▶ Data extracts:

________________________

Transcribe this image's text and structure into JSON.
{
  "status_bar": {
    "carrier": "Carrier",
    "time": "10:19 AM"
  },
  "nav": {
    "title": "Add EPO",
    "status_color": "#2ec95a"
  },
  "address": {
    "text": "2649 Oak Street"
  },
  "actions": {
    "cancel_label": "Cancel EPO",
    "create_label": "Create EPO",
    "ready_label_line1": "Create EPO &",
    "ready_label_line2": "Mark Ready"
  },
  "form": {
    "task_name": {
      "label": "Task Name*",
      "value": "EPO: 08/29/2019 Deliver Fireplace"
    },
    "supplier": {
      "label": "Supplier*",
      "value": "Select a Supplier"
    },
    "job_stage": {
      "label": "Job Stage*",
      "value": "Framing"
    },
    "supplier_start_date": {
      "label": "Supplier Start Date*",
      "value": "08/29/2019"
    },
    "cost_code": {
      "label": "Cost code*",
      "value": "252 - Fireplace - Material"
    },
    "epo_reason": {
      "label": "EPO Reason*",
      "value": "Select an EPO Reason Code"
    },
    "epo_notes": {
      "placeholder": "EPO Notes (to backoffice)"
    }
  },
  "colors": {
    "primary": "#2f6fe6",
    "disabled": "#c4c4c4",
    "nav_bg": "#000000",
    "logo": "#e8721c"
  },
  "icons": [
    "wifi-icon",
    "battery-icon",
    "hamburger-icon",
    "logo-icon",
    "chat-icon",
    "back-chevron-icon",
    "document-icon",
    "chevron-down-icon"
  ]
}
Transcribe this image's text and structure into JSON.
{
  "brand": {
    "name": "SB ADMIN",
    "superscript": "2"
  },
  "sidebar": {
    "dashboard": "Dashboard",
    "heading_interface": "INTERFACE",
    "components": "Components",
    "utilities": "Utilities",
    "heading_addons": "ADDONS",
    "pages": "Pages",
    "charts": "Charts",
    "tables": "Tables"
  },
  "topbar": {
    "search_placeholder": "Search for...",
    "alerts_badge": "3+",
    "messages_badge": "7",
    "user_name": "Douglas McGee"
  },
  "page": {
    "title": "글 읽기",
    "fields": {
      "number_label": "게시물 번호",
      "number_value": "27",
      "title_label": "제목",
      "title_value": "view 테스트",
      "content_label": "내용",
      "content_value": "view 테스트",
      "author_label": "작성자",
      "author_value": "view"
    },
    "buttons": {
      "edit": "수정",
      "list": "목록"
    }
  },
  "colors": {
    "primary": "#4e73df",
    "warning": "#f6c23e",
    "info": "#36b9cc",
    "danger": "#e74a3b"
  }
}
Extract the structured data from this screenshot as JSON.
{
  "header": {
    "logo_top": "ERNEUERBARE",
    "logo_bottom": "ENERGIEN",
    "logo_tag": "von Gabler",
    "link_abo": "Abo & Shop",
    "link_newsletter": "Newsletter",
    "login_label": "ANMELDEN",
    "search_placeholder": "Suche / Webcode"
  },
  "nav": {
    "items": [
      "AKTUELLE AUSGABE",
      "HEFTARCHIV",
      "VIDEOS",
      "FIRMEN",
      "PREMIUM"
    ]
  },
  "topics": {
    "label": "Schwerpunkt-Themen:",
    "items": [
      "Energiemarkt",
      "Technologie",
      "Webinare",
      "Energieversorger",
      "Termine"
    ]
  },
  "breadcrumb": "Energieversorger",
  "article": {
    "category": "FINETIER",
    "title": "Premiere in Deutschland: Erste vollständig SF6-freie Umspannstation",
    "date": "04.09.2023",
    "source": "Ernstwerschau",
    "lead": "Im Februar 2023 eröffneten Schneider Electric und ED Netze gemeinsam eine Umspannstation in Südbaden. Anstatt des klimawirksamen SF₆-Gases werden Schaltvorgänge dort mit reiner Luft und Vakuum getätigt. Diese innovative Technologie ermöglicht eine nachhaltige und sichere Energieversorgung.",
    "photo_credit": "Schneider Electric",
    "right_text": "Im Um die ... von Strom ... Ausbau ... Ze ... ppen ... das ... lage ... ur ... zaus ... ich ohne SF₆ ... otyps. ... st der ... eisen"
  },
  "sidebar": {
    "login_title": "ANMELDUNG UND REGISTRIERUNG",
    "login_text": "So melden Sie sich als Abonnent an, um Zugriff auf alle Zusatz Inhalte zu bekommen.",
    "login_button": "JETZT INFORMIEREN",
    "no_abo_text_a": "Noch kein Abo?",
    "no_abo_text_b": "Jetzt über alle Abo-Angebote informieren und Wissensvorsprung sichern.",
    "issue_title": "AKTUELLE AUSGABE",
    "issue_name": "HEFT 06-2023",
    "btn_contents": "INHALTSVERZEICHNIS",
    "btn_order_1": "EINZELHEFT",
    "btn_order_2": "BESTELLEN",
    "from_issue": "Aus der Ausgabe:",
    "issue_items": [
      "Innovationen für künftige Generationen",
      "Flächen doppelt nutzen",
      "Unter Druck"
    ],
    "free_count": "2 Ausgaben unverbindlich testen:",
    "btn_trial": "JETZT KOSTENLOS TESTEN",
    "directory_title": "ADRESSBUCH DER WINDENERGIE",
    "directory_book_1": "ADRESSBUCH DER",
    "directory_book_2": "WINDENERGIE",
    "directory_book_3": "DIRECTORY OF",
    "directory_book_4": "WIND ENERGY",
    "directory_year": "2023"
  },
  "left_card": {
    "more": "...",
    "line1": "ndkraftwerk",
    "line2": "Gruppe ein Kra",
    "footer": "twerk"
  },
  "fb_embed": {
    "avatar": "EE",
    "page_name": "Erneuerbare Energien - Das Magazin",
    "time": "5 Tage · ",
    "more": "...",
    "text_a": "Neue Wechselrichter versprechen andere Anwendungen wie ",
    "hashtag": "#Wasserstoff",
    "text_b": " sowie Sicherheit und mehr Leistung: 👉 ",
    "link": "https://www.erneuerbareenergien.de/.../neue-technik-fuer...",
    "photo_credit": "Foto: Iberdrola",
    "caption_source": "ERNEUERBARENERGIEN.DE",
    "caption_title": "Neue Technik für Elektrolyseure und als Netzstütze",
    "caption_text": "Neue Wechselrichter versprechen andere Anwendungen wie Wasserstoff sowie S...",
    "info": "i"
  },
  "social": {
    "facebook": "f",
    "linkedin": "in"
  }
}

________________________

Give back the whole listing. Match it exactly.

Transcribe this image's text and structure into JSON.
{
  "status_bar": {
    "carrier": "Carrier",
    "time": "10:19 AM"
  },
  "nav": {
    "title": "Add EPO",
    "status_color": "#2ec95a"
  },
  "address": {
    "text": "2649 Oak Street"
  },
  "actions": {
    "cancel_label": "Cancel EPO",
    "create_label": "Create EPO",
    "ready_label_line1": "Create EPO &",
    "ready_label_line2": "Mark Ready"
  },
  "form": {
    "task_name": {
      "label": "Task Name*",
      "value": "EPO: 08/29/2019 Deliver Fireplace"
    },
    "supplier": {
      "label": "Supplier*",
      "value": "Select a Supplier"
    },
    "job_stage": {
      "label": "Job Stage*",
      "value": "Framing"
    },
    "supplier_start_date": {
      "label": "Supplier Start Date*",
      "value": "08/29/2019"
    },
    "cost_code": {
      "label": "Cost code*",
      "value": "252 - Fireplace - Material"
    },
    "epo_reason": {
      "label": "EPO Reason*",
      "value": "Select an EPO Reason Code"
    },
    "epo_notes": {
      "placeholder": "EPO Notes (to backoffice)"
    }
  },
  "colors": {
    "primary": "#2f6fe6",
    "disabled": "#c4c4c4",
    "nav_bg": "#000000",
    "logo": "#e8721c"
  },
  "icons": [
    "wifi-icon",
    "battery-icon",
    "hamburger-icon",
    "logo-icon",
    "chat-icon",
    "back-chevron-icon",
    "document-icon",
    "chevron-down-icon"
  ]
}
Transcribe this image's text and structure into JSON.
{
  "brand": {
    "name": "SB ADMIN",
    "superscript": "2"
  },
  "sidebar": {
    "dashboard": "Dashboard",
    "heading_interface": "INTERFACE",
    "components": "Components",
    "utilities": "Utilities",
    "heading_addons": "ADDONS",
    "pages": "Pages",
    "charts": "Charts",
    "tables": "Tables"
  },
  "topbar": {
    "search_placeholder": "Search for...",
    "alerts_badge": "3+",
    "messages_badge": "7",
    "user_name": "Douglas McGee"
  },
  "page": {
    "title": "글 읽기",
    "fields": {
      "number_label": "게시물 번호",
      "number_value": "27",
      "title_label": "제목",
      "title_value": "view 테스트",
      "content_label": "내용",
      "content_value": "view 테스트",
      "author_label": "작성자",
      "author_value": "view"
    },
    "buttons": {
      "edit": "수정",
      "list": "목록"
    }
  },
  "colors": {
    "primary": "#4e73df",
    "warning": "#f6c23e",
    "info": "#36b9cc",
    "danger": "#e74a3b"
  }
}
Extract the structured data from this screenshot as JSON.
{
  "header": {
    "logo_top": "ERNEUERBARE",
    "logo_bottom": "ENERGIEN",
    "logo_tag": "von Gabler",
    "link_abo": "Abo & Shop",
    "link_newsletter": "Newsletter",
    "login_label": "ANMELDEN",
    "search_placeholder": "Suche / Webcode"
  },
  "nav": {
    "items": [
      "AKTUELLE AUSGABE",
      "HEFTARCHIV",
      "VIDEOS",
      "FIRMEN",
      "PREMIUM"
    ]
  },
  "topics": {
    "label": "Schwerpunkt-Themen:",
    "items": [
      "Energiemarkt",
      "Technologie",
      "Webinare",
      "Energieversorger",
      "Termine"
    ]
  },
  "breadcrumb": "Energieversorger",
  "article": {
    "category": "FINETIER",
    "title": "Premiere in Deutschland: Erste vollständig SF6-freie Umspannstation",
    "date": "04.09.2023",
    "source": "Ernstwerschau",
    "lead": "Im Februar 2023 eröffneten Schneider Electric und ED Netze gemeinsam eine Umspannstation in Südbaden. Anstatt des klimawirksamen SF₆-Gases werden Schaltvorgänge dort mit reiner Luft und Vakuum getätigt. Diese innovative Technologie ermöglicht eine nachhaltige und sichere Energieversorgung.",
    "photo_credit": "Schneider Electric",
    "right_text": "Im Um die ... von Strom ... Ausbau ... Ze ... ppen ... das ... lage ... ur ... zaus ... ich ohne SF₆ ... otyps. ... st der ... eisen"
  },
  "sidebar": {
    "login_title": "ANMELDUNG UND REGISTRIERUNG",
    "login_text": "So melden Sie sich als Abonnent an, um Zugriff auf alle Zusatz Inhalte zu bekommen.",
    "login_button": "JETZT INFORMIEREN",
    "no_abo_text_a": "Noch kein Abo?",
    "no_abo_text_b": "Jetzt über alle Abo-Angebote informieren und Wissensvorsprung sichern.",
    "issue_title": "AKTUELLE AUSGABE",
    "issue_name": "HEFT 06-2023",
    "btn_contents": "INHALTSVERZEICHNIS",
    "btn_order_1": "EINZELHEFT",
    "btn_order_2": "BESTELLEN",
    "from_issue": "Aus der Ausgabe:",
    "issue_items": [
      "Innovationen für künftige Generationen",
      "Flächen doppelt nutzen",
      "Unter Druck"
    ],
    "free_count": "2 Ausgaben unverbindlich testen:",
    "btn_trial": "JETZT KOSTENLOS TESTEN",
    "directory_title": "ADRESSBUCH DER WINDENERGIE",
    "directory_book_1": "ADRESSBUCH DER",
    "directory_book_2": "WINDENERGIE",
    "directory_book_3": "DIRECTORY OF",
    "directory_book_4": "WIND ENERGY",
    "directory_year": "2023"
  },
  "left_card": {
    "more": "...",
    "line1": "ndkraftwerk",
    "line2": "Gruppe ein Kra",
    "footer": "twerk"
  },
  "fb_embed": {
    "avatar": "EE",
    "page_name": "Erneuerbare Energien - Das Magazin",
    "time": "5 Tage · ",
    "more": "...",
    "text_a": "Neue Wechselrichter versprechen andere Anwendungen wie ",
    "hashtag": "#Wasserstoff",
    "text_b": " sowie Sicherheit und mehr Leistung: 👉 ",
    "link": "https://www.erneuerbareenergien.de/.../neue-technik-fuer...",
    "photo_credit": "Foto: Iberdrola",
    "caption_source": "ERNEUERBARENERGIEN.DE",
    "caption_title": "Neue Technik für Elektrolyseure und als Netzstütze",
    "caption_text": "Neue Wechselrichter versprechen andere Anwendungen wie Wasserstoff sowie S...",
    "info": "i"
  },
  "social": {
    "facebook": "f",
    "linkedin": "in"
  }
}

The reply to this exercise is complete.